→ **Recorded data**
+ + + +

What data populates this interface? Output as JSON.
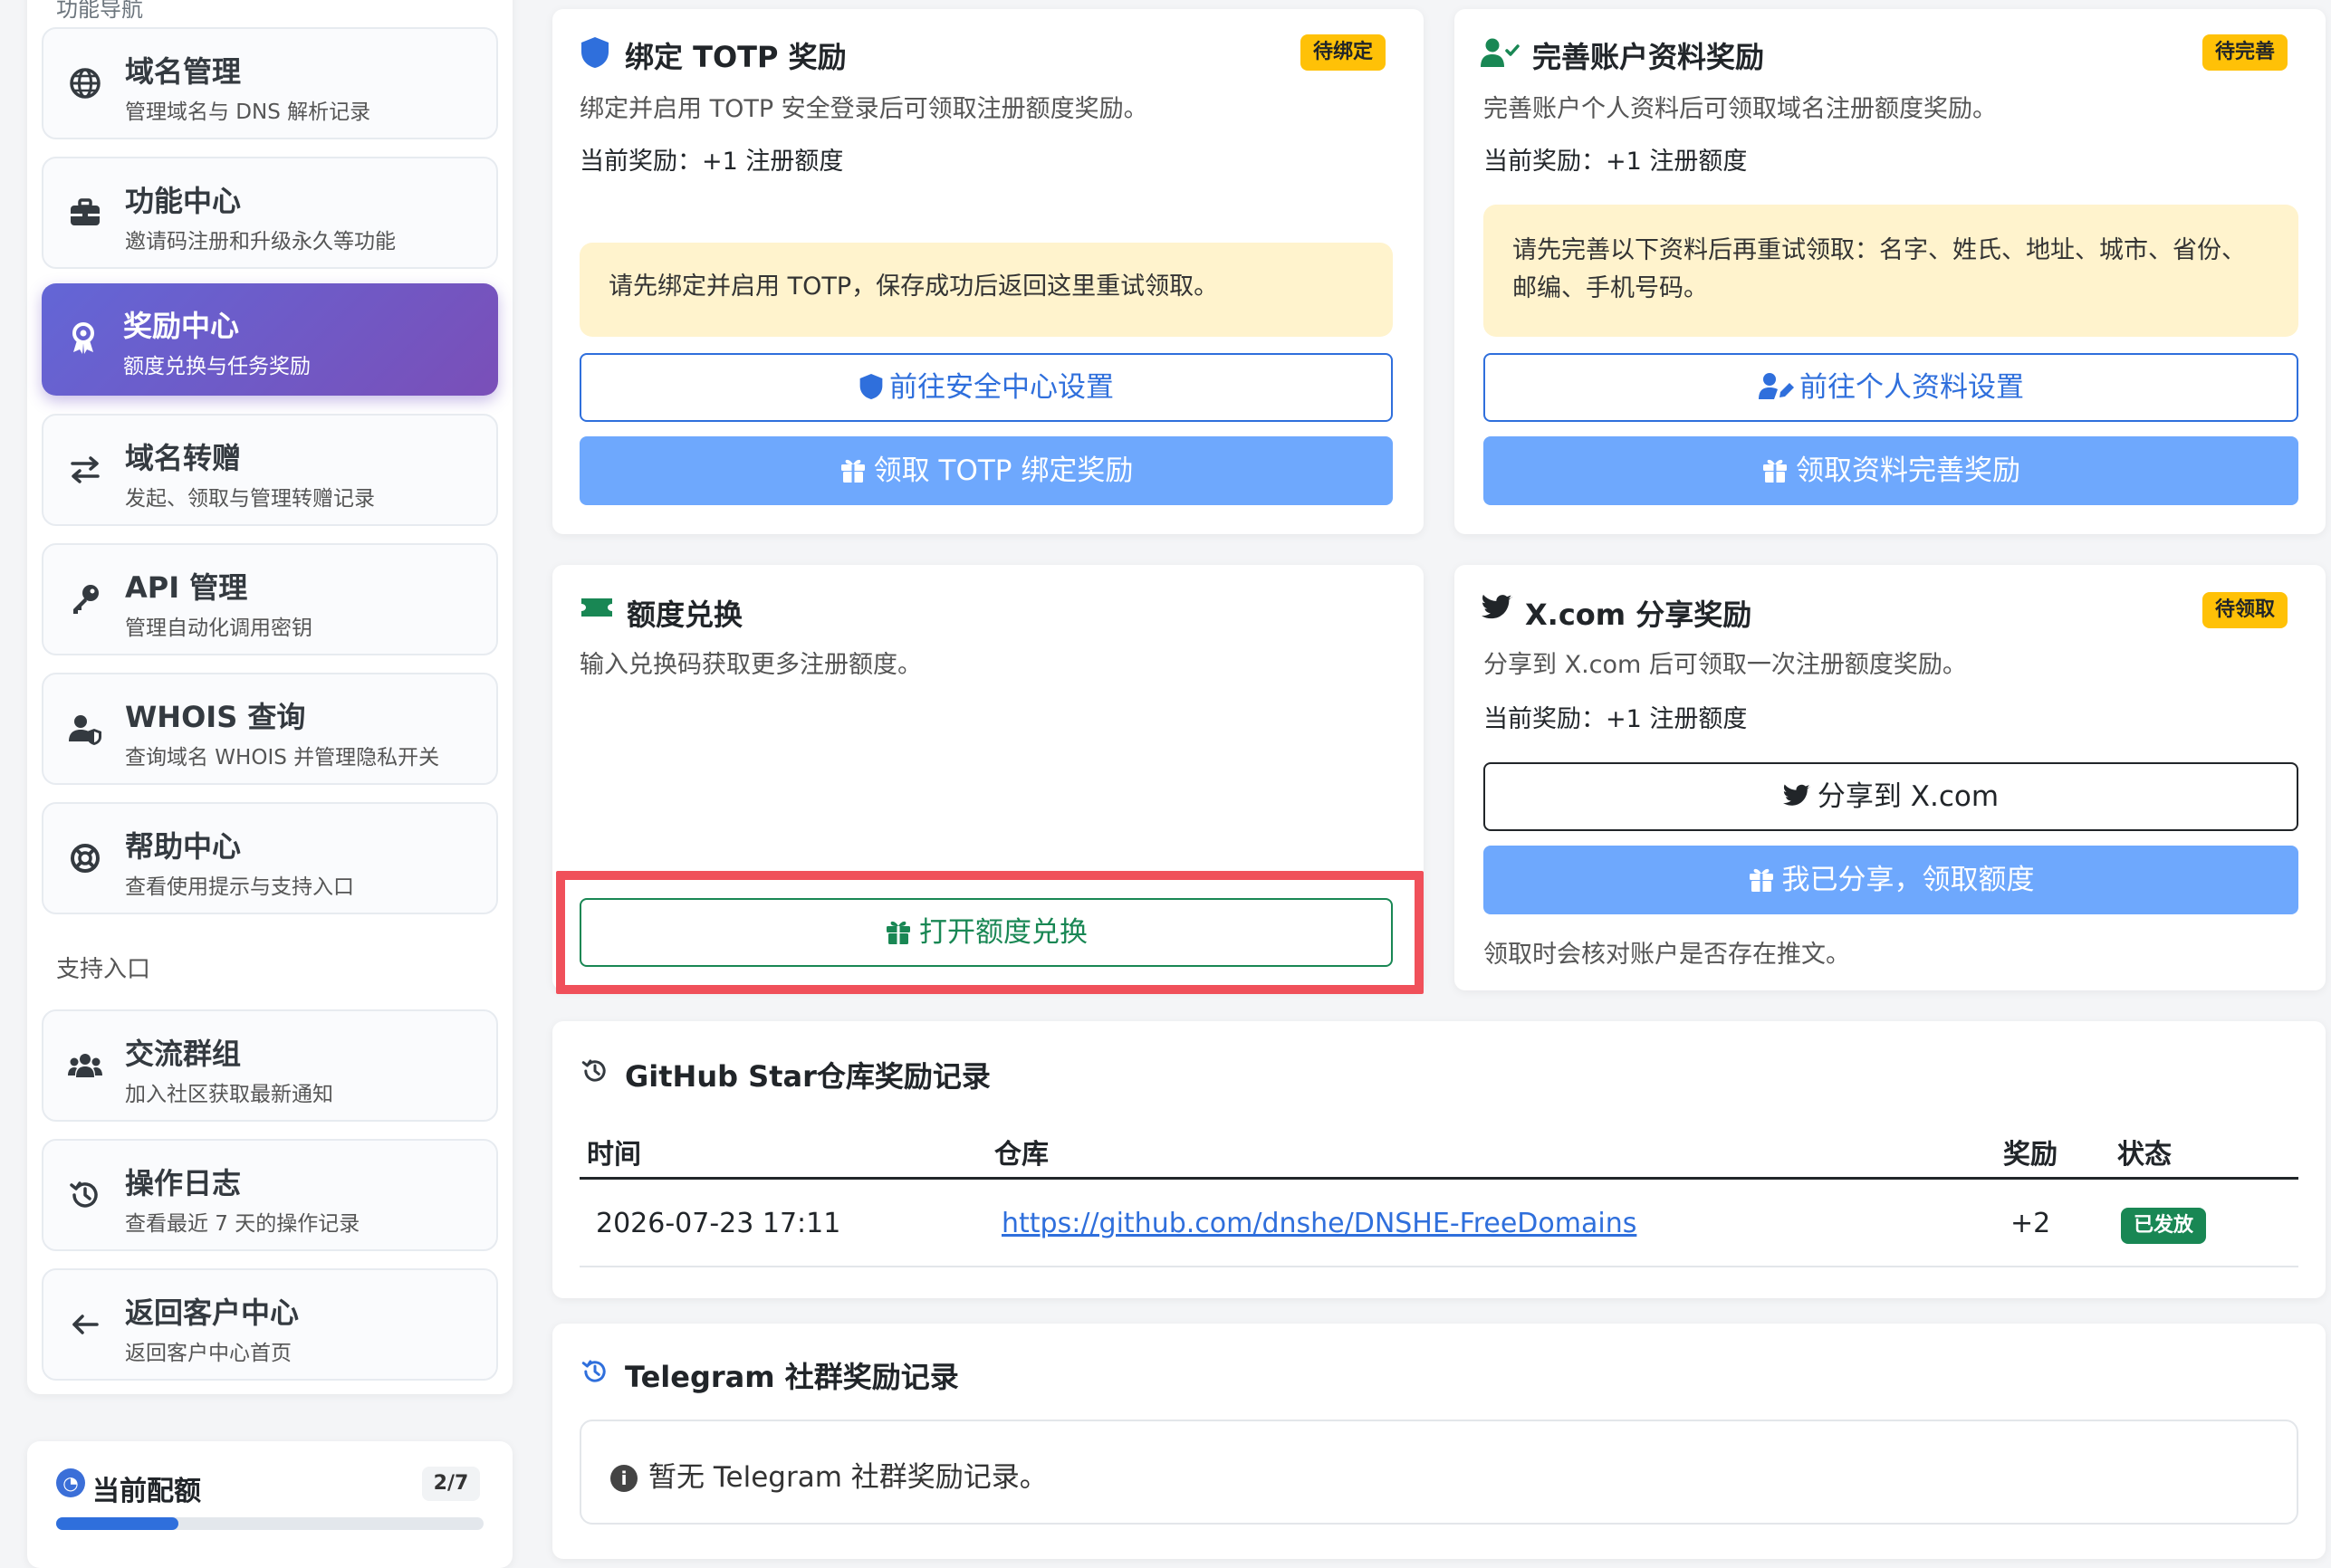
{
  "sidebar": {
    "section_top": "功能导航",
    "items": [
      {
        "title": "域名管理",
        "subtitle": "管理域名与 DNS 解析记录",
        "icon": "globe-icon"
      },
      {
        "title": "功能中心",
        "subtitle": "邀请码注册和升级永久等功能",
        "icon": "toolbox-icon"
      },
      {
        "title": "奖励中心",
        "subtitle": "额度兑换与任务奖励",
        "icon": "award-icon"
      },
      {
        "title": "域名转赠",
        "subtitle": "发起、领取与管理转赠记录",
        "icon": "exchange-icon"
      },
      {
        "title": "API 管理",
        "subtitle": "管理自动化调用密钥",
        "icon": "key-icon"
      },
      {
        "title": "WHOIS 查询",
        "subtitle": "查询域名 WHOIS 并管理隐私开关",
        "icon": "user-shield-icon"
      },
      {
        "title": "帮助中心",
        "subtitle": "查看使用提示与支持入口",
        "icon": "life-ring-icon"
      }
    ],
    "support_label": "支持入口",
    "support_items": [
      {
        "title": "交流群组",
        "subtitle": "加入社区获取最新通知",
        "icon": "users-icon"
      },
      {
        "title": "操作日志",
        "subtitle": "查看最近 7 天的操作记录",
        "icon": "history-icon"
      },
      {
        "title": "返回客户中心",
        "subtitle": "返回客户中心首页",
        "icon": "arrow-left-icon"
      }
    ],
    "quota": {
      "title": "当前配额",
      "value": "2/7",
      "used": 2,
      "total": 7
    }
  },
  "cards": {
    "totp": {
      "title": "绑定 TOTP 奖励",
      "badge": "待绑定",
      "desc": "绑定并启用 TOTP 安全登录后可领取注册额度奖励。",
      "reward": "当前奖励：+1 注册额度",
      "alert": "请先绑定并启用 TOTP，保存成功后返回这里重试领取。",
      "btn_settings": "前往安全中心设置",
      "btn_claim": "领取 TOTP 绑定奖励"
    },
    "profile": {
      "title": "完善账户资料奖励",
      "badge": "待完善",
      "desc": "完善账户个人资料后可领取域名注册额度奖励。",
      "reward": "当前奖励：+1 注册额度",
      "alert": "请先完善以下资料后再重试领取：名字、姓氏、地址、城市、省份、邮编、手机号码。",
      "btn_settings": "前往个人资料设置",
      "btn_claim": "领取资料完善奖励"
    },
    "redeem": {
      "title": "额度兑换",
      "desc": "输入兑换码获取更多注册额度。",
      "btn_open": "打开额度兑换"
    },
    "xshare": {
      "title": "X.com 分享奖励",
      "badge": "待领取",
      "desc": "分享到 X.com 后可领取一次注册额度奖励。",
      "reward": "当前奖励：+1 注册额度",
      "btn_share": "分享到 X.com",
      "btn_claim": "我已分享，领取额度",
      "note": "领取时会核对账户是否存在推文。"
    }
  },
  "github": {
    "title": "GitHub Star仓库奖励记录",
    "headers": [
      "时间",
      "仓库",
      "奖励",
      "状态"
    ],
    "rows": [
      {
        "time": "2026-07-23 17:11",
        "repo": "https://github.com/dnshe/DNSHE-FreeDomains",
        "reward": "+2",
        "status": "已发放"
      }
    ]
  },
  "telegram": {
    "title": "Telegram 社群奖励记录",
    "empty": "暂无 Telegram 社群奖励记录。"
  },
  "colors": {
    "accent": "#2f6fdc",
    "warning": "#ffc107",
    "success": "#198754",
    "highlight": "#f0505a"
  }
}
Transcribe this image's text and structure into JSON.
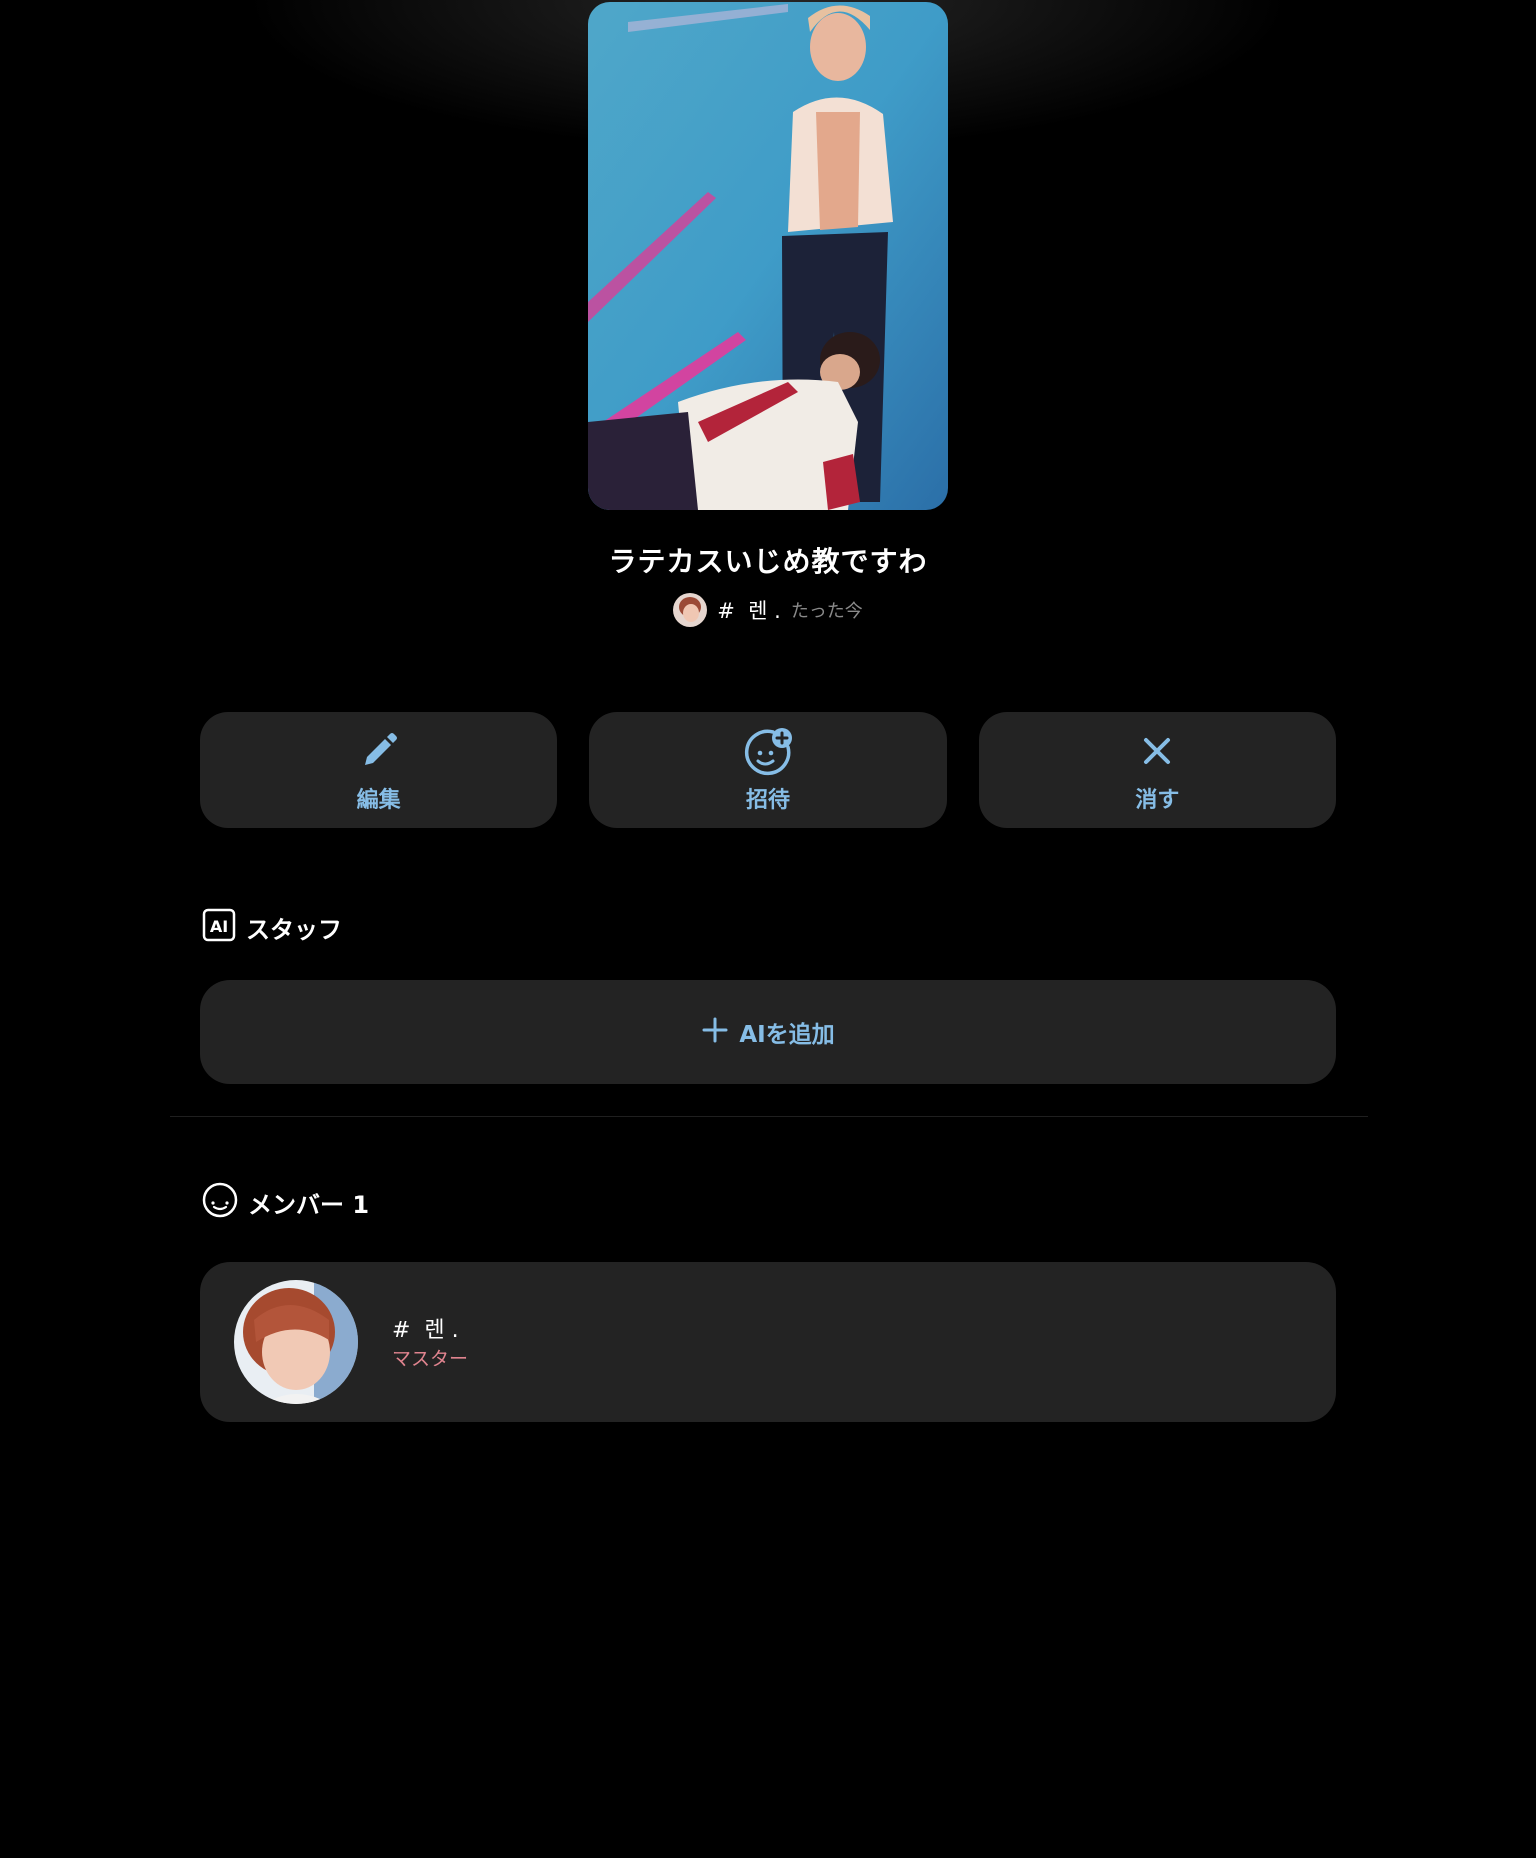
{
  "room": {
    "title": "ラテカスいじめ教ですわ",
    "owner_name": "#  렌 .",
    "time": "たった今"
  },
  "actions": [
    {
      "label": "編集",
      "icon": "pencil-icon"
    },
    {
      "label": "招待",
      "icon": "invite-person-plus-icon"
    },
    {
      "label": "消す",
      "icon": "close-icon"
    }
  ],
  "staff_section": {
    "title": "スタッフ",
    "icon": "ai-badge-icon",
    "badge_text": "AI",
    "add_label": "AIを追加"
  },
  "member_section": {
    "title": "メンバー 1",
    "icon": "smile-face-icon",
    "members": [
      {
        "name": "#  렌 .",
        "role": "マスター"
      }
    ]
  },
  "colors": {
    "background": "#000000",
    "card": "#232323",
    "accent": "#86bde6",
    "role": "#e0848f"
  }
}
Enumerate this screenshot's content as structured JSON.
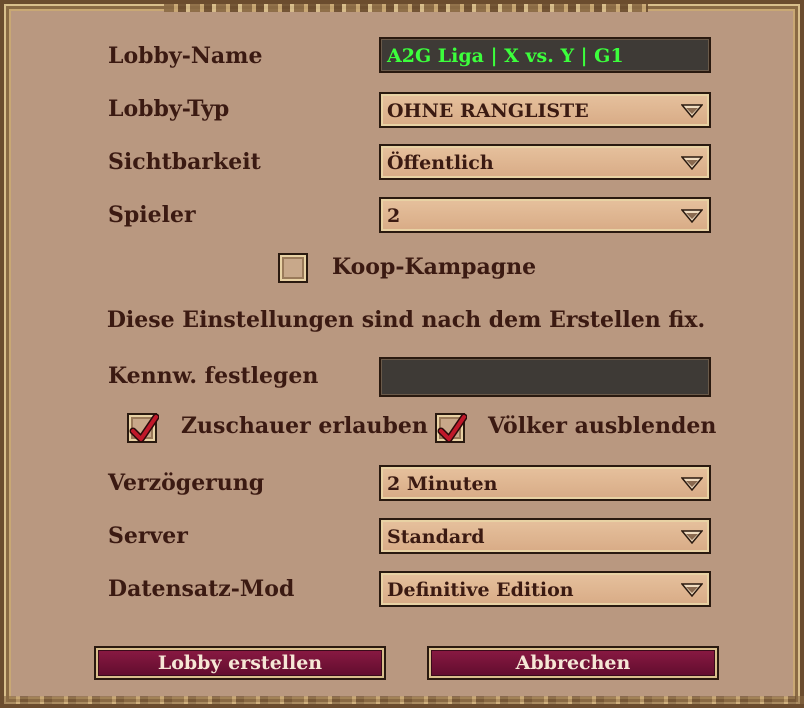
{
  "form": {
    "lobby_name": {
      "label": "Lobby-Name",
      "value": "A2G Liga | X vs. Y | G1"
    },
    "lobby_type": {
      "label": "Lobby-Typ",
      "value": "OHNE RANGLISTE"
    },
    "visibility": {
      "label": "Sichtbarkeit",
      "value": "Öffentlich"
    },
    "players": {
      "label": "Spieler",
      "value": "2"
    },
    "coop_campaign": {
      "label": "Koop-Kampagne",
      "checked": false
    },
    "notice": "Diese Einstellungen sind nach dem Erstellen fix.",
    "password": {
      "label": "Kennw. festlegen",
      "value": ""
    },
    "allow_spectators": {
      "label": "Zuschauer erlauben",
      "checked": true
    },
    "hide_civs": {
      "label": "Völker ausblenden",
      "checked": true
    },
    "delay": {
      "label": "Verzögerung",
      "value": "2 Minuten"
    },
    "server": {
      "label": "Server",
      "value": "Standard"
    },
    "data_mod": {
      "label": "Datensatz-Mod",
      "value": "Definitive Edition"
    }
  },
  "buttons": {
    "create": "Lobby erstellen",
    "cancel": "Abbrechen"
  },
  "icons": {
    "dropdown": "chevron-down-icon",
    "check": "check-icon"
  },
  "colors": {
    "panel": "#b99880",
    "label_text": "#3b1a12",
    "name_text": "#3cff3c",
    "button": "#7a1238"
  }
}
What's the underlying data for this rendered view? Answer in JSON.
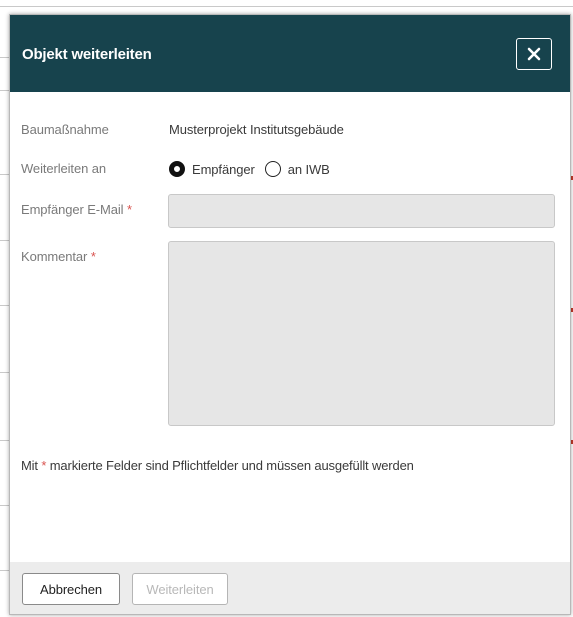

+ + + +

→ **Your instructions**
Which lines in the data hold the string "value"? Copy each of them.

→ **Expected answer**
      "value": "2/7",
      "value": "A2G Liga | X vs. Y | G1"
      "value": "OHNE RANGLISTE"
      "value": "Öffentlich"
      "value": "2"
      "value": ""
      "value": "2 Minuten"
      "value": "Standard"
      "value": "Definitive Edition"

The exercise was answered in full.